From the listing below, pull each line that includes "JSON".
◇ ◇ ◇ ◇ ◇
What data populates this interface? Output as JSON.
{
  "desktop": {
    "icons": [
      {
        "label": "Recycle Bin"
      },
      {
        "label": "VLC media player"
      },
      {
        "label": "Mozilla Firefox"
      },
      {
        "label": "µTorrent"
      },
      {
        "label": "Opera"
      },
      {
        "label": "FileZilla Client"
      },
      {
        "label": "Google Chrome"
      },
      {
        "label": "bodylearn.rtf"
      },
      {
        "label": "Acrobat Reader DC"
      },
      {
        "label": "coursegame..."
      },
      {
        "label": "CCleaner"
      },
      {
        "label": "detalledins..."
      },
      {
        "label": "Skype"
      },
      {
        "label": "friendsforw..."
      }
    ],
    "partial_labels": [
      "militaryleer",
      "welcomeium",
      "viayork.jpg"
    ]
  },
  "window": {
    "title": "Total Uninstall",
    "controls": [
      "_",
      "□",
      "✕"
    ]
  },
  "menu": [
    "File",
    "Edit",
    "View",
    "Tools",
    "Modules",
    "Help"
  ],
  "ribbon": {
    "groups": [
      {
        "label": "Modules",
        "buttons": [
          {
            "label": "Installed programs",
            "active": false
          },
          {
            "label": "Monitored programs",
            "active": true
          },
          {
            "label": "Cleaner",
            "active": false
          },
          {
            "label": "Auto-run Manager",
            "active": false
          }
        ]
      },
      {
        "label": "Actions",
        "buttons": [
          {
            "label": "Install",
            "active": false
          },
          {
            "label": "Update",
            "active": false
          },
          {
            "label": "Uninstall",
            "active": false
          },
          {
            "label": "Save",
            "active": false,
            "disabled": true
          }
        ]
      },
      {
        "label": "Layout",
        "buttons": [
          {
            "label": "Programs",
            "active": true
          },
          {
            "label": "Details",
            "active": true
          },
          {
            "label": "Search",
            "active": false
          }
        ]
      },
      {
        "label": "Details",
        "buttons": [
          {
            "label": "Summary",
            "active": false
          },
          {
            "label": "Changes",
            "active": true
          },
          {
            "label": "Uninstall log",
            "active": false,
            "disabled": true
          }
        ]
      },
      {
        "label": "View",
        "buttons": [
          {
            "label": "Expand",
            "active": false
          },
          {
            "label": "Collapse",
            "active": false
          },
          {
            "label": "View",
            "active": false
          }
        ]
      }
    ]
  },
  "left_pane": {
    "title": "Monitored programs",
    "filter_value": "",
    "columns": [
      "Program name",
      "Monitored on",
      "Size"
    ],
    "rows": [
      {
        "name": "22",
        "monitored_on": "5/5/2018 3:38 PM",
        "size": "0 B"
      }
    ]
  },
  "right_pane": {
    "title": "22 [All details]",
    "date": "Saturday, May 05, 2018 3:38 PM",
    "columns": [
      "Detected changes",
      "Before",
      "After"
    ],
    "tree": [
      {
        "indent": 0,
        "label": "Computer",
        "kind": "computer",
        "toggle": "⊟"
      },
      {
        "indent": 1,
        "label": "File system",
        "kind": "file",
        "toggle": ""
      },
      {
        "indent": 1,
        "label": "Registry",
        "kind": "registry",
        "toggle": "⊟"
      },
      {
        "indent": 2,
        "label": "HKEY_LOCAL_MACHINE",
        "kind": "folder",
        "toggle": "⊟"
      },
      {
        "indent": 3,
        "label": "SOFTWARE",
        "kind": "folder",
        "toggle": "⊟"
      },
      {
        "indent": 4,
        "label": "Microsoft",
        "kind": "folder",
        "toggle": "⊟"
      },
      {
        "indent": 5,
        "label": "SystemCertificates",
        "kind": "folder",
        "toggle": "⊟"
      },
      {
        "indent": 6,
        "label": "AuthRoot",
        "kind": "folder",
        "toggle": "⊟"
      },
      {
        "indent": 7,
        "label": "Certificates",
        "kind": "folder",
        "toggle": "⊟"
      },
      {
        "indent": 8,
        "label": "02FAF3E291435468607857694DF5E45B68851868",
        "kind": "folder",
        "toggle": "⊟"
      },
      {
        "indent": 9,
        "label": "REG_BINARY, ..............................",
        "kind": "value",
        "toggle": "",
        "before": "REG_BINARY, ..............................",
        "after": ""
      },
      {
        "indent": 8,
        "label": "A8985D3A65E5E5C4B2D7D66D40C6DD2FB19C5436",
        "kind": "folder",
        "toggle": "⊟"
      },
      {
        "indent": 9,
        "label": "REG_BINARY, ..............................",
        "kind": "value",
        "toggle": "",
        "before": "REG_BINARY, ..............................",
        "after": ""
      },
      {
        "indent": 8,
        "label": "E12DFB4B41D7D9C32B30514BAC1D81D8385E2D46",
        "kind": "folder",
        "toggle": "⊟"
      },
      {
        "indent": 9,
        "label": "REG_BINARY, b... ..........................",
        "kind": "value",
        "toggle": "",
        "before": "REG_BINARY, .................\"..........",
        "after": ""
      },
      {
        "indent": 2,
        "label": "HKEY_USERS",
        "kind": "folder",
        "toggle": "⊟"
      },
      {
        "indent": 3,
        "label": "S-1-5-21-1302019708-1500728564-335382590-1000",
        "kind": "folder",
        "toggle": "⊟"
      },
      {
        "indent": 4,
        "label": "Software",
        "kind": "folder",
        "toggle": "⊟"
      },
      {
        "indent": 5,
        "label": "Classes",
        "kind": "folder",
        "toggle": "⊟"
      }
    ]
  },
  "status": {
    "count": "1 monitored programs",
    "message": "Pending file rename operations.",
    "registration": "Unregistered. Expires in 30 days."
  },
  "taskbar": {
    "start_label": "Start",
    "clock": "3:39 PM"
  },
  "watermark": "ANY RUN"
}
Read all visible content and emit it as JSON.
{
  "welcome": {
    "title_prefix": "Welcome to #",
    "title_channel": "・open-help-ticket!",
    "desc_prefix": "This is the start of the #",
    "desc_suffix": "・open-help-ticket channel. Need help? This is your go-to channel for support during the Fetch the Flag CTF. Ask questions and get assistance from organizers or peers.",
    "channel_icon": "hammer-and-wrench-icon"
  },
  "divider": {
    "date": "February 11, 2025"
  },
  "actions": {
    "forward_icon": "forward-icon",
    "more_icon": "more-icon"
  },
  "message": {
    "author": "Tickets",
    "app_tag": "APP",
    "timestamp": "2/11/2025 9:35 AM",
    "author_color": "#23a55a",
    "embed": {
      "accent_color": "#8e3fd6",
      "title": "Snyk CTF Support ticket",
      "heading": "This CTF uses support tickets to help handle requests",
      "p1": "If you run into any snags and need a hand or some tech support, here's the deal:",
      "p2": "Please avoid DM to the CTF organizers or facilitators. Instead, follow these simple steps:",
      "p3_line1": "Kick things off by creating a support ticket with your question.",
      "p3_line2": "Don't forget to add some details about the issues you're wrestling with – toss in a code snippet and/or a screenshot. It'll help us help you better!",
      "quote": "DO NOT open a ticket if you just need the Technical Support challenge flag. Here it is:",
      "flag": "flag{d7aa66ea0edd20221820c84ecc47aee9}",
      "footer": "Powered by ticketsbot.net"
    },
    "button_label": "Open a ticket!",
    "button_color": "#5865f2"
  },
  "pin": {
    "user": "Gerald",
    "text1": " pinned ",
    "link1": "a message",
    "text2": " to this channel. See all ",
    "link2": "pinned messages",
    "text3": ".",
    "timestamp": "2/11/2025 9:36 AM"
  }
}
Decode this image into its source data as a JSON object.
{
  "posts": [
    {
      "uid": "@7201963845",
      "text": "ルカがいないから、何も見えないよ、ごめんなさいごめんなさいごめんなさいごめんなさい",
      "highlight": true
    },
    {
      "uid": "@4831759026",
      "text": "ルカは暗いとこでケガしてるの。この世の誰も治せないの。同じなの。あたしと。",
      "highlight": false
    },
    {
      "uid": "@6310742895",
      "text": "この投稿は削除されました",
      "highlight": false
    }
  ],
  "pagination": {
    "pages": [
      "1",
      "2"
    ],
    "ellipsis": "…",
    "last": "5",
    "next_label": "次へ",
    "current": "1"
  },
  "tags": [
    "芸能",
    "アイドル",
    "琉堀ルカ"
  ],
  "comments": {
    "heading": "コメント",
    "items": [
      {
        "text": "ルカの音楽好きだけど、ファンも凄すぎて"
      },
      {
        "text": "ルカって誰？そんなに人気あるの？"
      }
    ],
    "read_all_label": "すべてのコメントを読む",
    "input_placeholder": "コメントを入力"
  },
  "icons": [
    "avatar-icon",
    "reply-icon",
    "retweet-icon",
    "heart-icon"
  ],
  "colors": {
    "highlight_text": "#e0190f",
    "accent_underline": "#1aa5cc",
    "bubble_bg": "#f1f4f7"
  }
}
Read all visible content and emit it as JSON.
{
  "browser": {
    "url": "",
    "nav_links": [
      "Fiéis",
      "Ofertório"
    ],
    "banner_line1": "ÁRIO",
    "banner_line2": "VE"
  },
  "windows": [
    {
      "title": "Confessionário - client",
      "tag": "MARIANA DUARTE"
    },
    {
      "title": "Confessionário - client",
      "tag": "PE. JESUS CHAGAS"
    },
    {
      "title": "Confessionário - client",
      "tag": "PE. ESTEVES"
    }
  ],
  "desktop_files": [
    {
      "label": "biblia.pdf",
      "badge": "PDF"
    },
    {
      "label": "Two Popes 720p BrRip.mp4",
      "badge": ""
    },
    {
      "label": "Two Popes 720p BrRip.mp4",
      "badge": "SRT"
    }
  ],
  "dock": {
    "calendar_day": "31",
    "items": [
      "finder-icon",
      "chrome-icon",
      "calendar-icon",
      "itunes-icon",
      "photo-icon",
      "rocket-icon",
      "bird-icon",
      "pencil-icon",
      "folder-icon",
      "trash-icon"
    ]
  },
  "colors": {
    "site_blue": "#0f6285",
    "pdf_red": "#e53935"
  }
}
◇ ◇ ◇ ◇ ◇
[Answer section]
What data populates this interface? Output as JSON.
Read all visible content and emit it as JSON.
Decode this image into its source data as a JSON object.
Read all visible content and emit it as JSON.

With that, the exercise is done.